▶ _Your instructions_
Locate the word "JSON" in the data below, then copy every line that holds it.

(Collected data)
[Start of Attachment]
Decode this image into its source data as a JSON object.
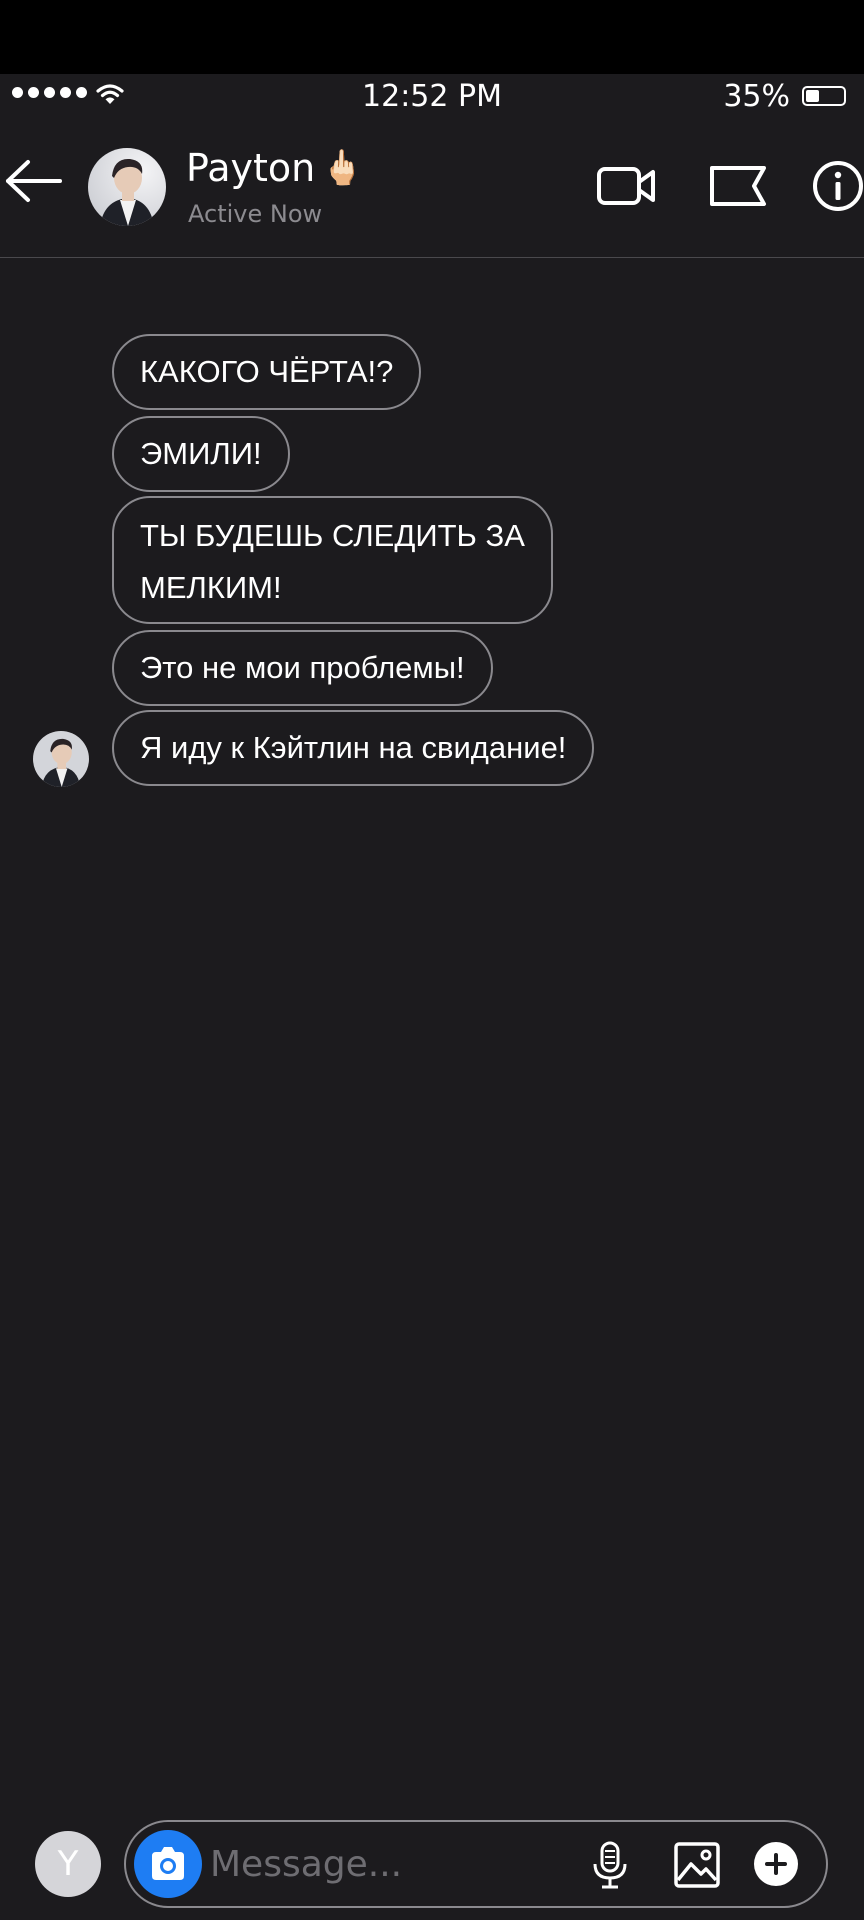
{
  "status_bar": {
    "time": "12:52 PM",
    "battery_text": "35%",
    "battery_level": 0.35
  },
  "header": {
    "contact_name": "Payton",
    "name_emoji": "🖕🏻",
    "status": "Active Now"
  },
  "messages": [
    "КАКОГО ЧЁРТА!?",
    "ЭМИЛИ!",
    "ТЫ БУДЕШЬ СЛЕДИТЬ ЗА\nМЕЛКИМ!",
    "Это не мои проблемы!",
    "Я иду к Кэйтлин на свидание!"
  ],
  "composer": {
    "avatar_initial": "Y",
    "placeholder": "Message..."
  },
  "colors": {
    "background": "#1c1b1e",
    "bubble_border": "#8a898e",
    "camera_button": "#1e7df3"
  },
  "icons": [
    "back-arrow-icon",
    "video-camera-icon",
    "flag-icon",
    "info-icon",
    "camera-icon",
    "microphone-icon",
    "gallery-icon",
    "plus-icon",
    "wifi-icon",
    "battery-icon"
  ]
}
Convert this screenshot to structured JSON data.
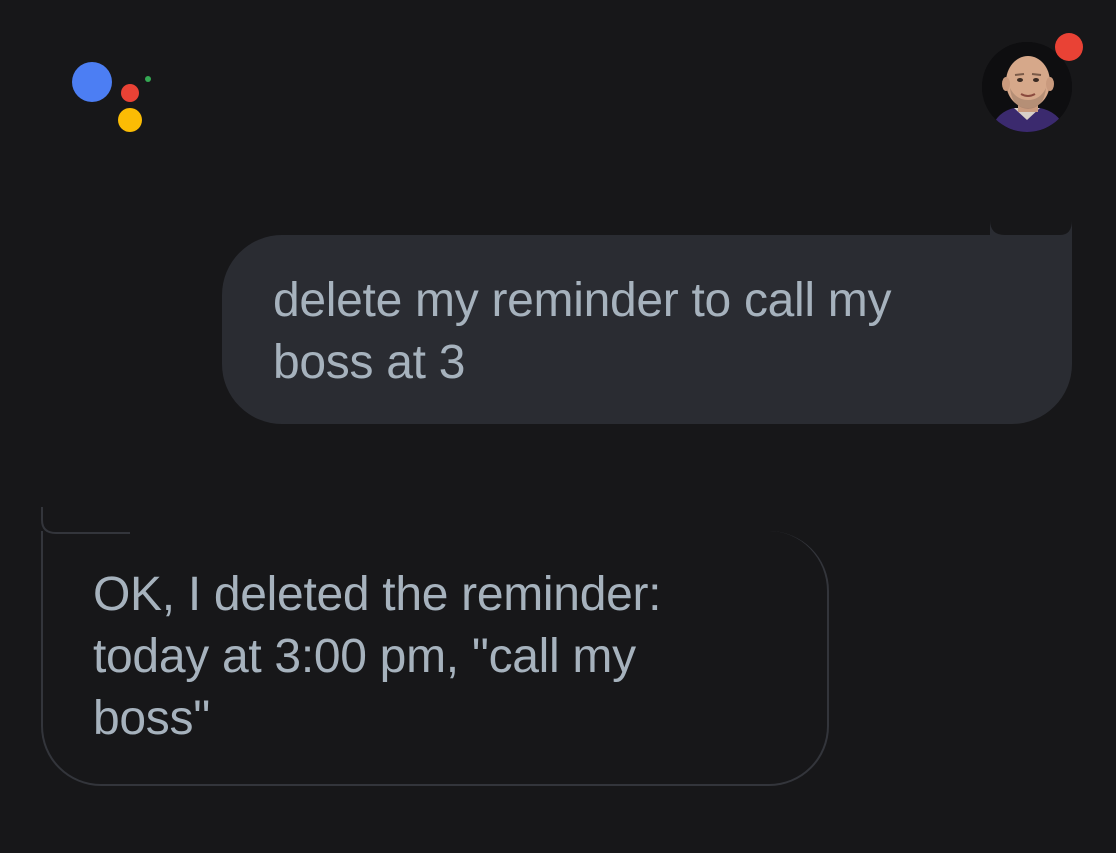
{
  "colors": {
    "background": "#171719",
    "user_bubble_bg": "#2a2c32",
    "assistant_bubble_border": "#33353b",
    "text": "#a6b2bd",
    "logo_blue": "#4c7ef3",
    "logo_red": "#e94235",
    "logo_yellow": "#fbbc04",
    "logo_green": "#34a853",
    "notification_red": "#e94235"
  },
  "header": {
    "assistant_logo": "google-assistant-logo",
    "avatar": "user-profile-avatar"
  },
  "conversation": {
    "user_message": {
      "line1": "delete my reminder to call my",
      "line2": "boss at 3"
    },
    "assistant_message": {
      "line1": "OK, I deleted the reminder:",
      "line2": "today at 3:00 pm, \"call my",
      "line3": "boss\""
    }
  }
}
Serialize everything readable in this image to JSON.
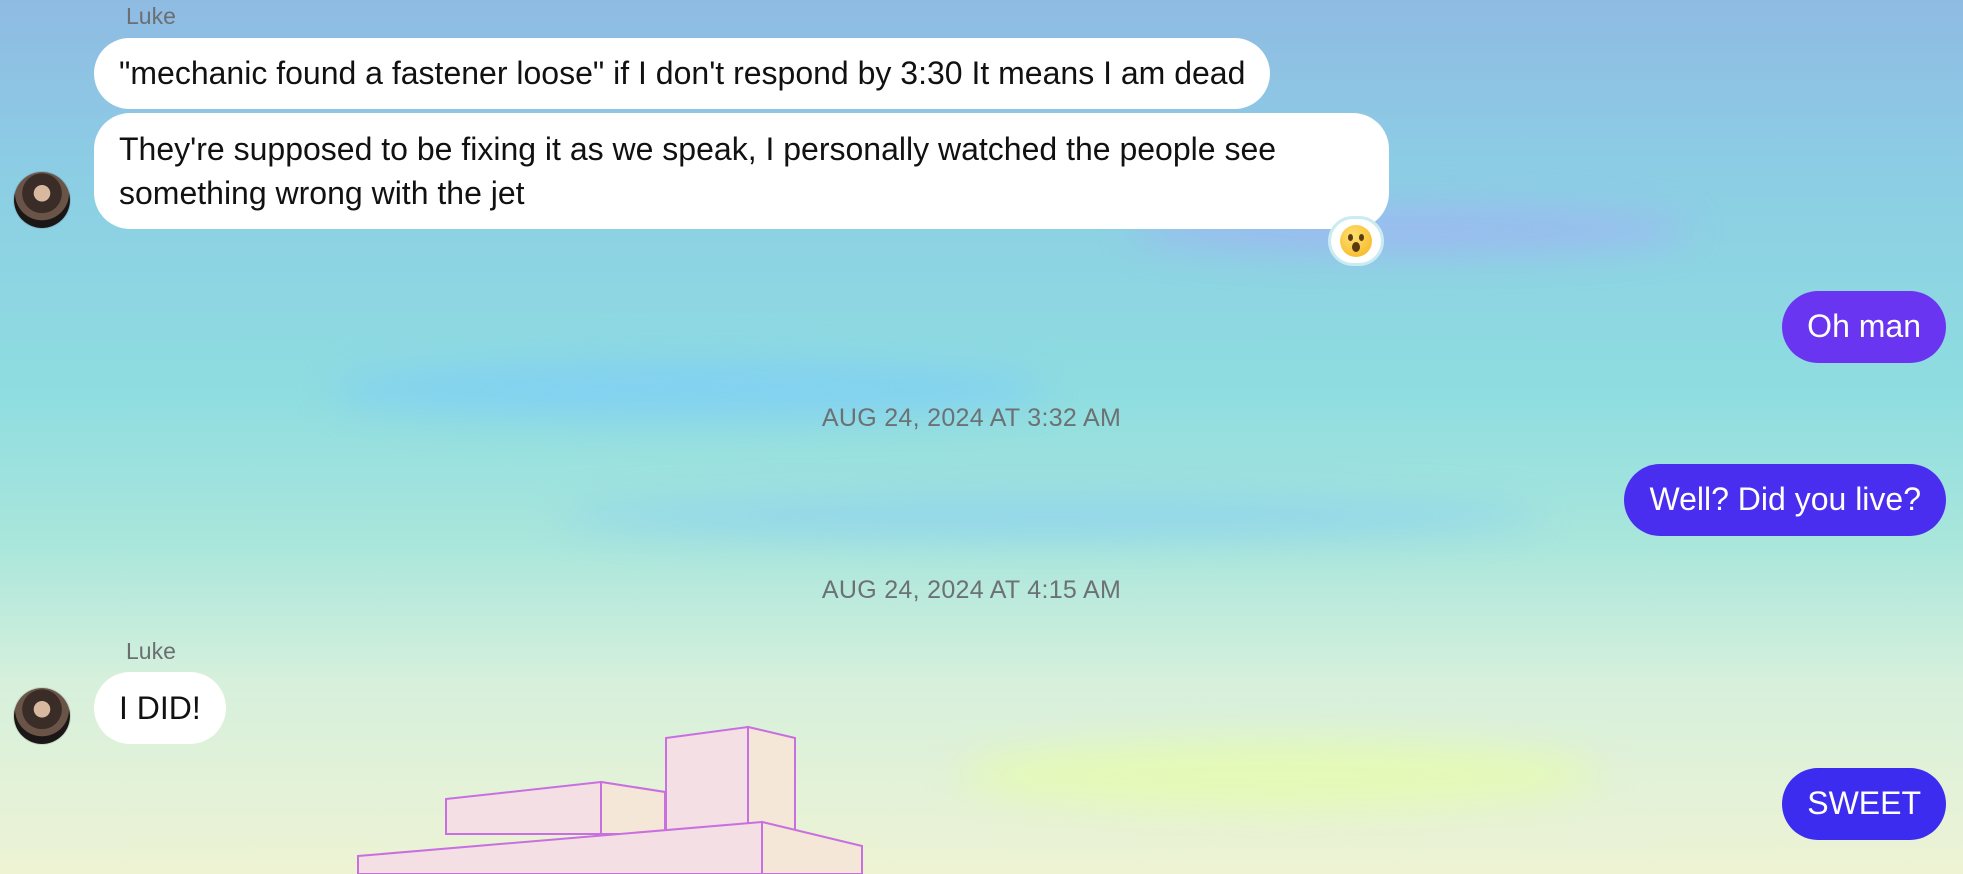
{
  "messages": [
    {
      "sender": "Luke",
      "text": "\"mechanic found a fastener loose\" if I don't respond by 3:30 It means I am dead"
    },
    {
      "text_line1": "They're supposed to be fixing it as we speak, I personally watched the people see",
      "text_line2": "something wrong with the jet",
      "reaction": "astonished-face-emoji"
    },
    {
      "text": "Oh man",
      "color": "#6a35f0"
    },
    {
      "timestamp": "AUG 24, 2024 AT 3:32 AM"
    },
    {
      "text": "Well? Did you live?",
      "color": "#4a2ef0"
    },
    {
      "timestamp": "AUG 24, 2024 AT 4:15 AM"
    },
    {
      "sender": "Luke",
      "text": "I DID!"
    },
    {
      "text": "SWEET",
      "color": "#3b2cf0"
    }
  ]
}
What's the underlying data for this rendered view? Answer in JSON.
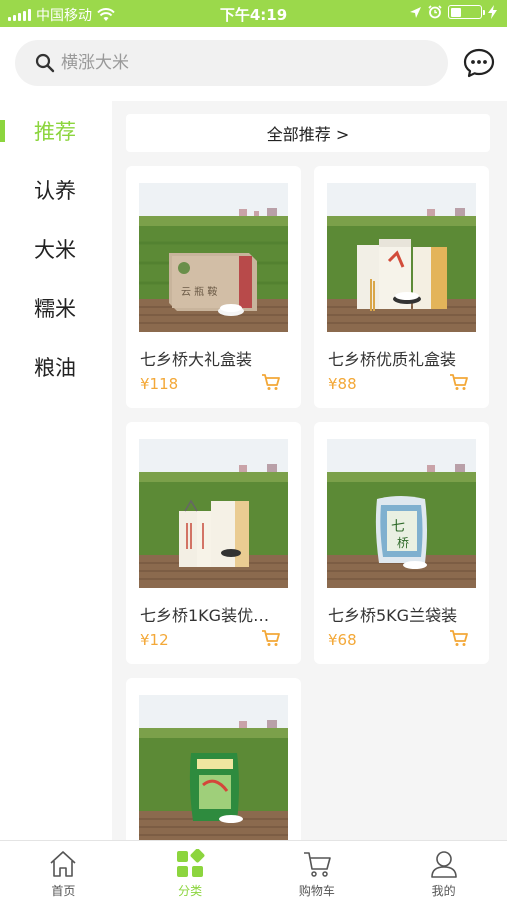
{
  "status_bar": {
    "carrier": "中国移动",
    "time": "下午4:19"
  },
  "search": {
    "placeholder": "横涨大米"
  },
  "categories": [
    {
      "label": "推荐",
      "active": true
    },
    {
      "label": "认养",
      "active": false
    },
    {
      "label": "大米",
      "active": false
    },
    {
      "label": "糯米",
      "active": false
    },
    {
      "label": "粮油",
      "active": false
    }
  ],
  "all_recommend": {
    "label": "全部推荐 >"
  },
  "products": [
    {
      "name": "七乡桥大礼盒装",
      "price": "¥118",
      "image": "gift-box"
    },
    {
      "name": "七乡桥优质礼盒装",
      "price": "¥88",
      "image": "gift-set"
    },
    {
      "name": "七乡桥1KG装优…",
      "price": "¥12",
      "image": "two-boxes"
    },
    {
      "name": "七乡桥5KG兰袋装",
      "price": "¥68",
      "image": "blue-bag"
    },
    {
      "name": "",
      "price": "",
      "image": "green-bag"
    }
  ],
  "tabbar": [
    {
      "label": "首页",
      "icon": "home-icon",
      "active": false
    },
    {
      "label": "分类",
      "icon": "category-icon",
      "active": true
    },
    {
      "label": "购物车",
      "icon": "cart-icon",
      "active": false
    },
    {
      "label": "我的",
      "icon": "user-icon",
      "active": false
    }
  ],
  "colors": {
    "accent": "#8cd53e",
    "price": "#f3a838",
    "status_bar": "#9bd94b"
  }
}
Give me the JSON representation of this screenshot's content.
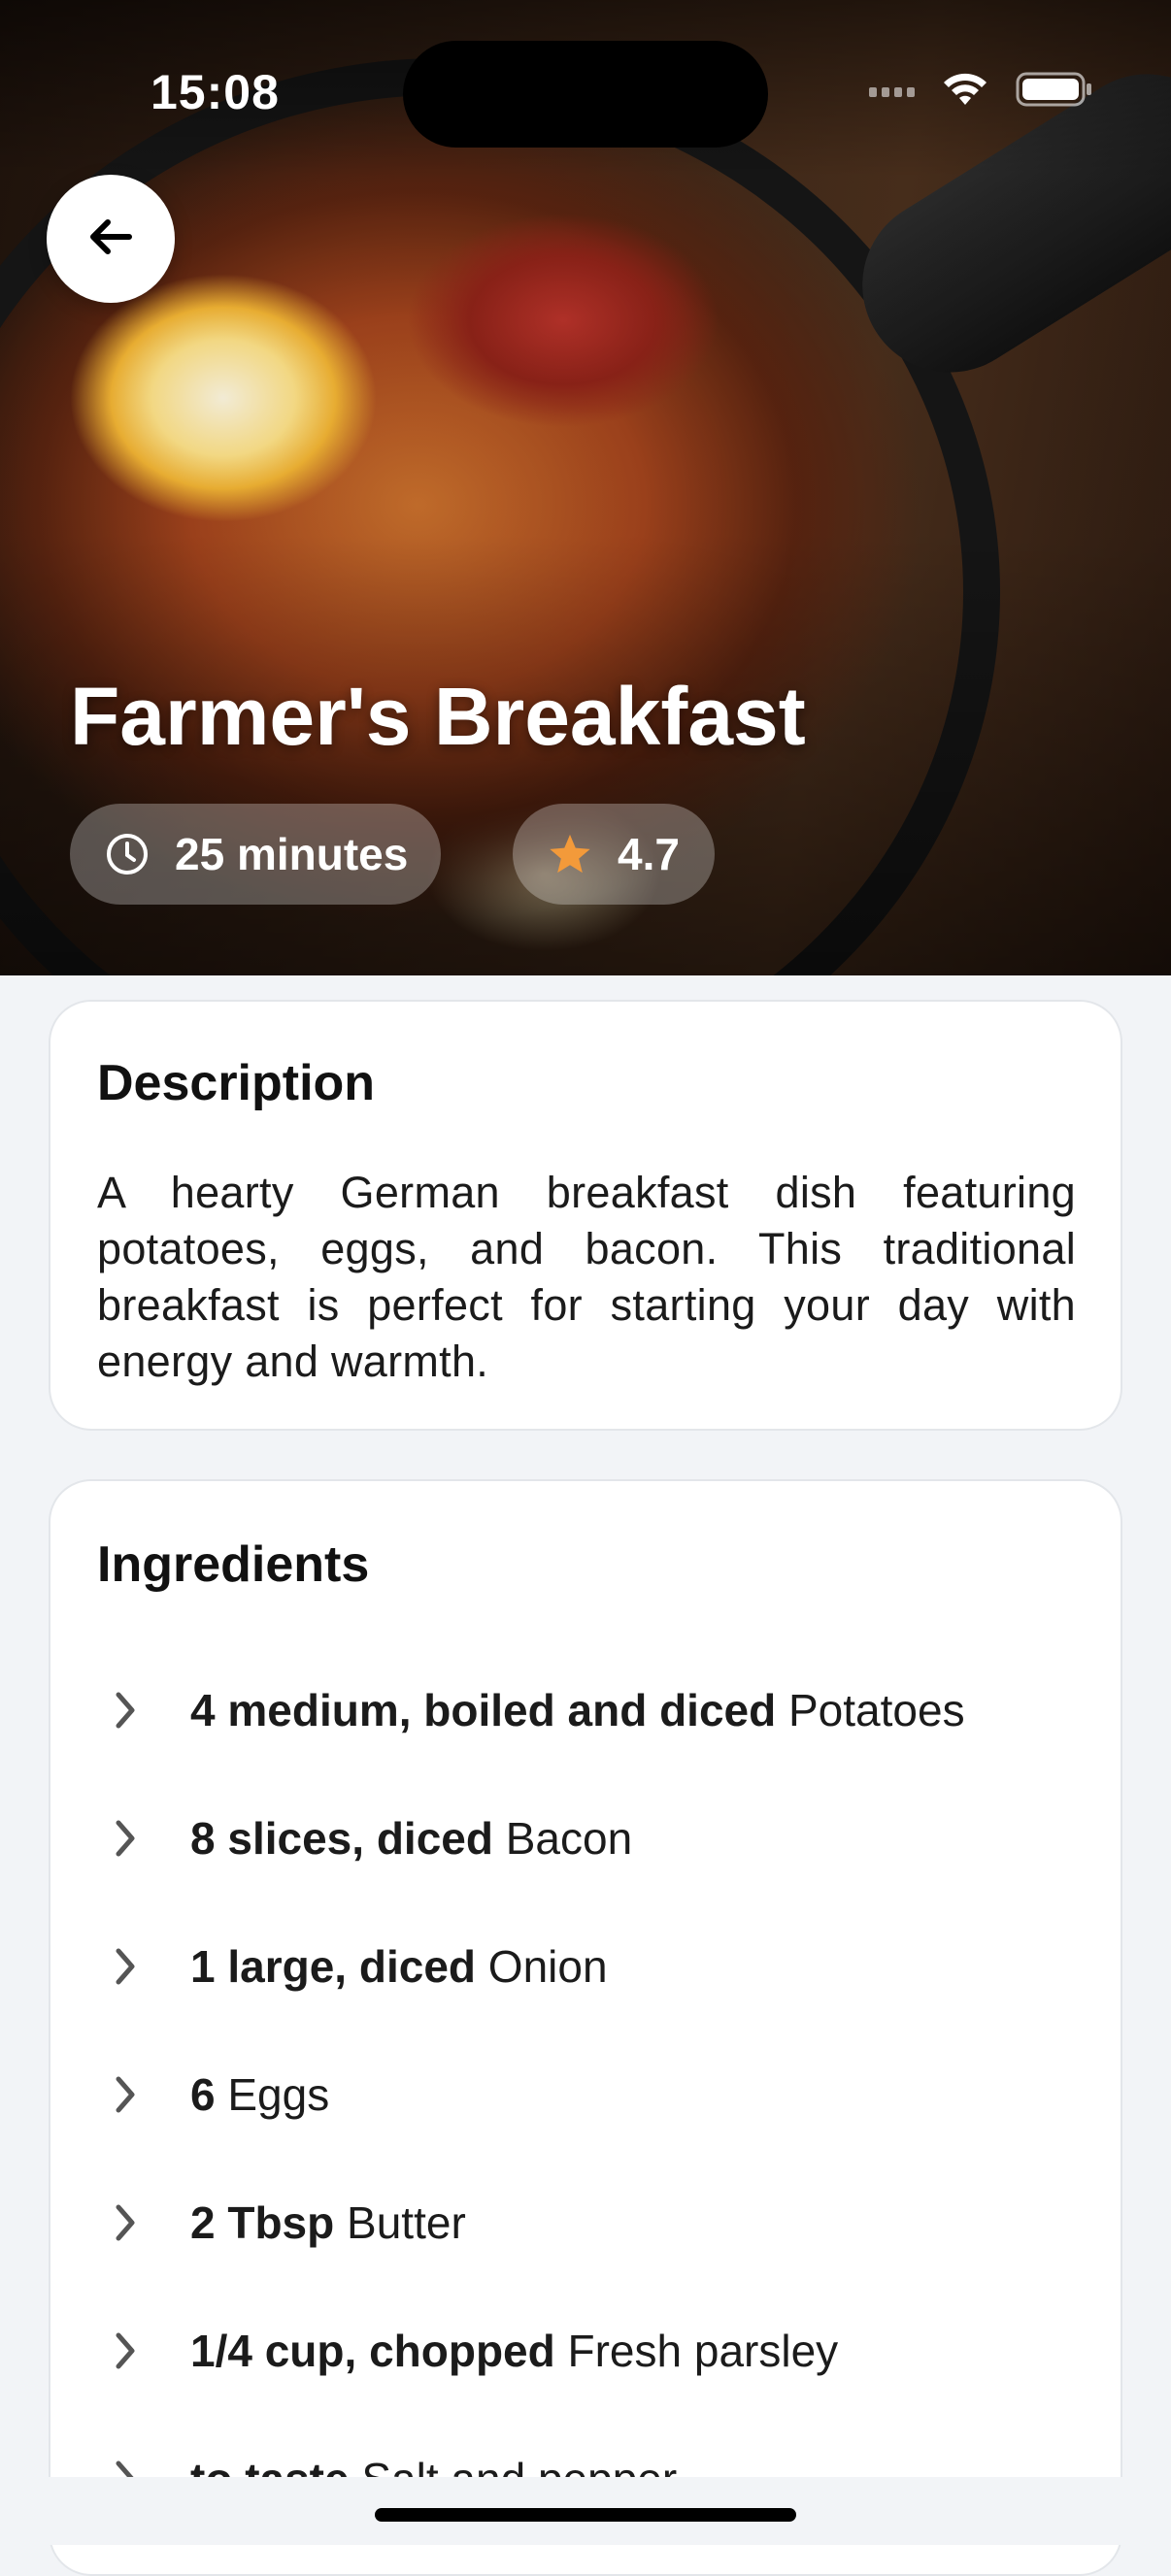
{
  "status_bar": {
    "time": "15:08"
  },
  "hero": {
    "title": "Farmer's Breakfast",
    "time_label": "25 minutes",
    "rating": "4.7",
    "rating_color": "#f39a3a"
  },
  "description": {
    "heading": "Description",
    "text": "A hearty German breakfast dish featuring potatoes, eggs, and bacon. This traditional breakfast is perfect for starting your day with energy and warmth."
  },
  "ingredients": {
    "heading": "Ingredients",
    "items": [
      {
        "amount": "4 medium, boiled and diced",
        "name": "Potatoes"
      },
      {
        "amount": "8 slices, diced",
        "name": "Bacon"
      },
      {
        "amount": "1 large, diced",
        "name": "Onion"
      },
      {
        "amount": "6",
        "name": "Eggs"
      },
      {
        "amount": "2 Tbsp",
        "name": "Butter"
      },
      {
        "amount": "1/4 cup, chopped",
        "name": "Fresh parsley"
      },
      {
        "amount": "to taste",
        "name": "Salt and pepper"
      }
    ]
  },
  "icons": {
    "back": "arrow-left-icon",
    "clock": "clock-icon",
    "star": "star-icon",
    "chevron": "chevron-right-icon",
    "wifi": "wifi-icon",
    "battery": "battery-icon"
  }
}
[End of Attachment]
▶ _Output of the exercise_
Decode this image into its source data as a JSON object.
Convert this screenshot to structured JSON data.
Serialize everything readable in this image to JSON.
What's the underlying data for this rendered view? Answer in JSON.
Give me the JSON representation of this screenshot's content.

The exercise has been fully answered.